* **TASK**
Below are some entries; report how many of their lines contain the word "true", giving nothing besides the number.

──────── MATERIAL SUPPLIED ────────

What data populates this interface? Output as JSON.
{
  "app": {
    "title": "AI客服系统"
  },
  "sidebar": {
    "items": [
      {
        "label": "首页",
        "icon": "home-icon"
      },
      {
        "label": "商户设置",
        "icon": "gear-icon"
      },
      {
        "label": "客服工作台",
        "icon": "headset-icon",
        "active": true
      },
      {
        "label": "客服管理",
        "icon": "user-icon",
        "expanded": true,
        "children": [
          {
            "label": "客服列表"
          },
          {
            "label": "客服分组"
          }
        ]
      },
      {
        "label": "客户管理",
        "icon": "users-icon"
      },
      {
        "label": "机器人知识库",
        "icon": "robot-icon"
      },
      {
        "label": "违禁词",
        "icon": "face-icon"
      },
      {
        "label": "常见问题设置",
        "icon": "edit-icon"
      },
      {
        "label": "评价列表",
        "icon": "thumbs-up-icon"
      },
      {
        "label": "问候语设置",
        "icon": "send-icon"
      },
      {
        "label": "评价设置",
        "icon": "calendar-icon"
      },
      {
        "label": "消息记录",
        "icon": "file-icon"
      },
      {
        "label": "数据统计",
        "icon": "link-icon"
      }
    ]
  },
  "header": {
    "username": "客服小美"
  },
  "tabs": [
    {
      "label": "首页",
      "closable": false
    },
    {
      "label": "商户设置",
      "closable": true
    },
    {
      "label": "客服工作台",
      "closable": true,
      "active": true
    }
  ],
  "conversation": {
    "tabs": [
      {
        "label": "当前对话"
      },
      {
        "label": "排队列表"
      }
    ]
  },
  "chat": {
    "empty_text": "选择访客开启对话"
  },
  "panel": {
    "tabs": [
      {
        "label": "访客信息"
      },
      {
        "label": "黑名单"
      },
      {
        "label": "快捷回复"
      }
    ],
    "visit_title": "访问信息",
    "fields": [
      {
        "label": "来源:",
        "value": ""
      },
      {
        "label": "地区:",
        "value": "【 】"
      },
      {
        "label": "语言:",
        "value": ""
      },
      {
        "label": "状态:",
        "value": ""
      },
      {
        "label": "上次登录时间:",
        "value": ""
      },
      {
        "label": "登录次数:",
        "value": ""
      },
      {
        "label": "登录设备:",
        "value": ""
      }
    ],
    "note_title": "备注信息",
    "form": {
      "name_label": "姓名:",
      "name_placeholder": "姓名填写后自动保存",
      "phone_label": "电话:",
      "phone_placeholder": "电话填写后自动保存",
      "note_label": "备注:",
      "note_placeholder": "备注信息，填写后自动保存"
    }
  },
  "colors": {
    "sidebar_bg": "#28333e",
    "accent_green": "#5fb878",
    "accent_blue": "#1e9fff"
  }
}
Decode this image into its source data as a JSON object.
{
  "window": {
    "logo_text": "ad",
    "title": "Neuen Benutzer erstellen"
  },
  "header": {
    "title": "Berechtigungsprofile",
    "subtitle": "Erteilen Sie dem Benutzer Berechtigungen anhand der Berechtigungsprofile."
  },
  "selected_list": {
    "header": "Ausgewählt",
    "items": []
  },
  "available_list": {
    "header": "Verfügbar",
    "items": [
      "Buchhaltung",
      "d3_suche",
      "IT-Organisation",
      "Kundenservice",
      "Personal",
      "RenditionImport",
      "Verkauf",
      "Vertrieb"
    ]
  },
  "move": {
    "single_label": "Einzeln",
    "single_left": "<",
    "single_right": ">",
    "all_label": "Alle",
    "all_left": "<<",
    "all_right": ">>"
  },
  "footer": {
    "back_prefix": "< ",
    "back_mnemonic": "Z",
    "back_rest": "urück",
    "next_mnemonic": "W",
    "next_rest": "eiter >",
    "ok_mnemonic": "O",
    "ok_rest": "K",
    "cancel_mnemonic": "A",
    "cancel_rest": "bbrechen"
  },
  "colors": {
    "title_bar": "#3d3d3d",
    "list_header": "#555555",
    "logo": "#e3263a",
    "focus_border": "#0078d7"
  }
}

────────

* **TASK SOLUTION**
5